“That’s good,” mom-you says, and leans back. She puts her hands on your face and brushes your hair from your eyes and you look at each other. “She loves you.”
“Yeah,” you say, but your voice cracks. Your other self catches a tear on her thumb before you realize they’ve even started to spill over. “She loves you, too.”
Her smile is so sad you wonder if she’s going to cry, herself. “I hope so,” she says, and leans in to kiss your cheek before she starts turning into a fuzzy, foggy mess of the dream itself. “Take care of yourself,” she adds, her voice coming out garbled like adults from the Peanuts cartoon. “You have a lot of game to play.”

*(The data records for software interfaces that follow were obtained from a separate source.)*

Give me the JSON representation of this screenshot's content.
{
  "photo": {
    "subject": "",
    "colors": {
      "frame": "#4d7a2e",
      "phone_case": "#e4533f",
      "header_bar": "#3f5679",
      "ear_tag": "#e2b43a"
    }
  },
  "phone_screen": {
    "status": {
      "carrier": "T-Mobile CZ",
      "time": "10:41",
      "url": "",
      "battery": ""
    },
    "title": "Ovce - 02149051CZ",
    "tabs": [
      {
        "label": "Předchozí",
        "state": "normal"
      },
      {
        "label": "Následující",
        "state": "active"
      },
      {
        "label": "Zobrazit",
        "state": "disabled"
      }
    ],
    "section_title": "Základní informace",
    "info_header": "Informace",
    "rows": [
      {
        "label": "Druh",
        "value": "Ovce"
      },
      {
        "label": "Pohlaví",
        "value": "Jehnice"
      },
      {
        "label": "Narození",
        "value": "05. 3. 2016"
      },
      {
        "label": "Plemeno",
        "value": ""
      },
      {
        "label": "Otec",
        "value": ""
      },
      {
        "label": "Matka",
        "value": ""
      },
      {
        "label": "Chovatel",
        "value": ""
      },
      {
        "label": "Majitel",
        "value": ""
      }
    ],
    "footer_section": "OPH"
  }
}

You know what she means because you know she understands you. She knows how sad and lonely you get, because she gets sad and lonely too. But she makes it, she made it, and you can make it too.
You’re not sure if you were supposed to see your other self in your dreams like that. It feels really A Sound of Thunder butterfly-stepping risky business, but it happened to you anyway and you refuse to give it back. You take the things that man-was-not-meant-to-know into your heart and let the dream fall out around you, remembering her touch, her hug, and her fingers against your cheek.
“I am no man,” you whisper, and wake up.